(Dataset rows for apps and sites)
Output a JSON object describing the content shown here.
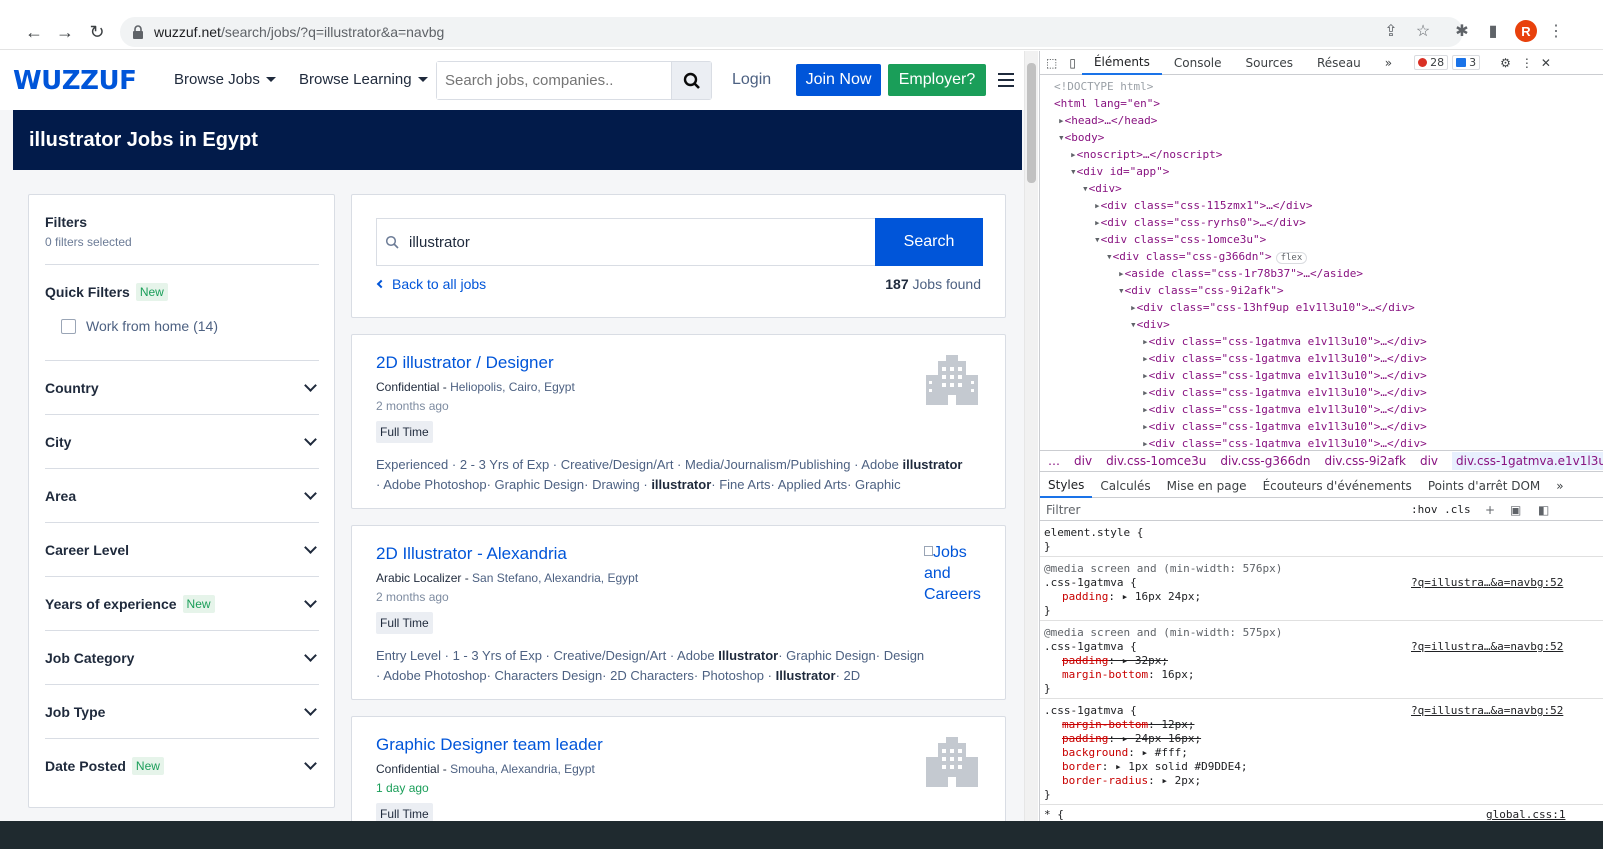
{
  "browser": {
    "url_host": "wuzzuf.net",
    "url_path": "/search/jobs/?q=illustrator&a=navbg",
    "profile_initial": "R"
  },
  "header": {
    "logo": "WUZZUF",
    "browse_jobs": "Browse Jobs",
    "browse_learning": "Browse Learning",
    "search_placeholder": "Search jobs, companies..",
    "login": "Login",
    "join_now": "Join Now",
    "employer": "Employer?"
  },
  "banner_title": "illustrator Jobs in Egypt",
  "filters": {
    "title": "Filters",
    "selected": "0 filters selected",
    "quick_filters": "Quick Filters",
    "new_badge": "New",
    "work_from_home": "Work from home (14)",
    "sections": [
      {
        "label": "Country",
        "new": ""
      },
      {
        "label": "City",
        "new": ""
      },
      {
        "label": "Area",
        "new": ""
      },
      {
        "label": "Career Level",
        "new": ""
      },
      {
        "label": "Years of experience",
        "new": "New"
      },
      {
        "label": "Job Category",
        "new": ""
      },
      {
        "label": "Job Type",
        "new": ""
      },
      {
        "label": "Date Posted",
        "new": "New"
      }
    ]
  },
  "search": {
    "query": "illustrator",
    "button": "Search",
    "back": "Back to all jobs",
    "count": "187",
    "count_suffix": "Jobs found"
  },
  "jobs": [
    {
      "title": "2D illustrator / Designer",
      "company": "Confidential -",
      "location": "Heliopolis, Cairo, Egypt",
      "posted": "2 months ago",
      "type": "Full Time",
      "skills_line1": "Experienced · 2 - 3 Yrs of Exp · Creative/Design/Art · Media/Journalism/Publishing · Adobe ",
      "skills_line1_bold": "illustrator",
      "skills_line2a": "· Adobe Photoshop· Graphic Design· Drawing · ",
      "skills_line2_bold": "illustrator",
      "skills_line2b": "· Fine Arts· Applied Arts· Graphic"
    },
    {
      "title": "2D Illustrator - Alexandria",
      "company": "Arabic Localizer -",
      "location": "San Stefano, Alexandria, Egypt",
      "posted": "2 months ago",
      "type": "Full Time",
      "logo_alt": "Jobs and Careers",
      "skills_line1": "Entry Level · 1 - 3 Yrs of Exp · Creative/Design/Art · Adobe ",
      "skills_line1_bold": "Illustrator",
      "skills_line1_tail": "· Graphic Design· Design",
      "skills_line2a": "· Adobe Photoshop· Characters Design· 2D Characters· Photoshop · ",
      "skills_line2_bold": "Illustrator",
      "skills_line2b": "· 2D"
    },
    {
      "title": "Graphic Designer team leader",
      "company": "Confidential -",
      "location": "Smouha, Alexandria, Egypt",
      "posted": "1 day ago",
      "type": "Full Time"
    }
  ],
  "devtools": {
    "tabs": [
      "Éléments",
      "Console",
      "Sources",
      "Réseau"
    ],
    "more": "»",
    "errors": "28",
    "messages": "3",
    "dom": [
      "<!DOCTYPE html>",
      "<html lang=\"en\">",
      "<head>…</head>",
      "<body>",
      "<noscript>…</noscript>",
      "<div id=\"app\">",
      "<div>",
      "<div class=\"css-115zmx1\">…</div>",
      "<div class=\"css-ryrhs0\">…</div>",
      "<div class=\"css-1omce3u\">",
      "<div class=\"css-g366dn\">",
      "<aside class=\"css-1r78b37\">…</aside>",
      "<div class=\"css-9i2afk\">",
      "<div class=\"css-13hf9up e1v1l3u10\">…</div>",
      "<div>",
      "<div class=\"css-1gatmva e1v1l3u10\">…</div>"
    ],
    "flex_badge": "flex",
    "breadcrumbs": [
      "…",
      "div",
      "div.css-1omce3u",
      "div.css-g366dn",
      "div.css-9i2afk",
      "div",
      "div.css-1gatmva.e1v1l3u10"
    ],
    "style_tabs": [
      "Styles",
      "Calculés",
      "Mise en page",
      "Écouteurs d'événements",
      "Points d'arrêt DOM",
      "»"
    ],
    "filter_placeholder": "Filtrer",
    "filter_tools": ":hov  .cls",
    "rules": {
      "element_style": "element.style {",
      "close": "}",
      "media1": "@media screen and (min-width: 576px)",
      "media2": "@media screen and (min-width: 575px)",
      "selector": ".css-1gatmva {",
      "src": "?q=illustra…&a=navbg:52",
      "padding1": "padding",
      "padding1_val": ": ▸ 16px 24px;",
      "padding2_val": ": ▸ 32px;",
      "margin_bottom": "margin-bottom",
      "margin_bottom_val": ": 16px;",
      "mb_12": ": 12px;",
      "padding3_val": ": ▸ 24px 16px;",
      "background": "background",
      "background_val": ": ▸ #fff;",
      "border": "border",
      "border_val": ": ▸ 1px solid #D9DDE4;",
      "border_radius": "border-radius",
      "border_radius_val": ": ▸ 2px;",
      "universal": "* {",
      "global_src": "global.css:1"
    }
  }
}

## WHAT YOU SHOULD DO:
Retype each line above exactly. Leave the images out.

## RESPONSE BOX:
Output a JSON object describing the content shown here.
{
  "browser": {
    "url_host": "wuzzuf.net",
    "url_path": "/search/jobs/?q=illustrator&a=navbg",
    "profile_initial": "R"
  },
  "header": {
    "logo": "WUZZUF",
    "browse_jobs": "Browse Jobs",
    "browse_learning": "Browse Learning",
    "search_placeholder": "Search jobs, companies..",
    "login": "Login",
    "join_now": "Join Now",
    "employer": "Employer?"
  },
  "banner_title": "illustrator Jobs in Egypt",
  "filters": {
    "title": "Filters",
    "selected": "0 filters selected",
    "quick_filters": "Quick Filters",
    "new_badge": "New",
    "work_from_home": "Work from home (14)",
    "sections": [
      {
        "label": "Country",
        "new": ""
      },
      {
        "label": "City",
        "new": ""
      },
      {
        "label": "Area",
        "new": ""
      },
      {
        "label": "Career Level",
        "new": ""
      },
      {
        "label": "Years of experience",
        "new": "New"
      },
      {
        "label": "Job Category",
        "new": ""
      },
      {
        "label": "Job Type",
        "new": ""
      },
      {
        "label": "Date Posted",
        "new": "New"
      }
    ]
  },
  "search": {
    "query": "illustrator",
    "button": "Search",
    "back": "Back to all jobs",
    "count": "187",
    "count_suffix": "Jobs found"
  },
  "jobs": [
    {
      "title": "2D illustrator / Designer",
      "company": "Confidential -",
      "location": "Heliopolis, Cairo, Egypt",
      "posted": "2 months ago",
      "type": "Full Time",
      "skills_line1": "Experienced · 2 - 3 Yrs of Exp · Creative/Design/Art · Media/Journalism/Publishing · Adobe ",
      "skills_line1_bold": "illustrator",
      "skills_line2a": "· Adobe Photoshop· Graphic Design· Drawing · ",
      "skills_line2_bold": "illustrator",
      "skills_line2b": "· Fine Arts· Applied Arts· Graphic"
    },
    {
      "title": "2D Illustrator - Alexandria",
      "company": "Arabic Localizer -",
      "location": "San Stefano, Alexandria, Egypt",
      "posted": "2 months ago",
      "type": "Full Time",
      "logo_alt": "Jobs and Careers",
      "skills_line1": "Entry Level · 1 - 3 Yrs of Exp · Creative/Design/Art · Adobe ",
      "skills_line1_bold": "Illustrator",
      "skills_line1_tail": "· Graphic Design· Design",
      "skills_line2a": "· Adobe Photoshop· Characters Design· 2D Characters· Photoshop · ",
      "skills_line2_bold": "Illustrator",
      "skills_line2b": "· 2D"
    },
    {
      "title": "Graphic Designer team leader",
      "company": "Confidential -",
      "location": "Smouha, Alexandria, Egypt",
      "posted": "1 day ago",
      "type": "Full Time"
    }
  ],
  "devtools": {
    "tabs": [
      "Éléments",
      "Console",
      "Sources",
      "Réseau"
    ],
    "more": "»",
    "errors": "28",
    "messages": "3",
    "dom": [
      "<!DOCTYPE html>",
      "<html lang=\"en\">",
      "<head>…</head>",
      "<body>",
      "<noscript>…</noscript>",
      "<div id=\"app\">",
      "<div>",
      "<div class=\"css-115zmx1\">…</div>",
      "<div class=\"css-ryrhs0\">…</div>",
      "<div class=\"css-1omce3u\">",
      "<div class=\"css-g366dn\">",
      "<aside class=\"css-1r78b37\">…</aside>",
      "<div class=\"css-9i2afk\">",
      "<div class=\"css-13hf9up e1v1l3u10\">…</div>",
      "<div>",
      "<div class=\"css-1gatmva e1v1l3u10\">…</div>"
    ],
    "flex_badge": "flex",
    "breadcrumbs": [
      "…",
      "div",
      "div.css-1omce3u",
      "div.css-g366dn",
      "div.css-9i2afk",
      "div",
      "div.css-1gatmva.e1v1l3u10"
    ],
    "style_tabs": [
      "Styles",
      "Calculés",
      "Mise en page",
      "Écouteurs d'événements",
      "Points d'arrêt DOM",
      "»"
    ],
    "filter_placeholder": "Filtrer",
    "filter_tools": ":hov  .cls",
    "rules": {
      "element_style": "element.style {",
      "close": "}",
      "media1": "@media screen and (min-width: 576px)",
      "media2": "@media screen and (min-width: 575px)",
      "selector": ".css-1gatmva {",
      "src": "?q=illustra…&a=navbg:52",
      "padding1": "padding",
      "padding1_val": ": ▸ 16px 24px;",
      "padding2_val": ": ▸ 32px;",
      "margin_bottom": "margin-bottom",
      "margin_bottom_val": ": 16px;",
      "mb_12": ": 12px;",
      "padding3_val": ": ▸ 24px 16px;",
      "background": "background",
      "background_val": ": ▸ #fff;",
      "border": "border",
      "border_val": ": ▸ 1px solid #D9DDE4;",
      "border_radius": "border-radius",
      "border_radius_val": ": ▸ 2px;",
      "universal": "* {",
      "global_src": "global.css:1"
    }
  }
}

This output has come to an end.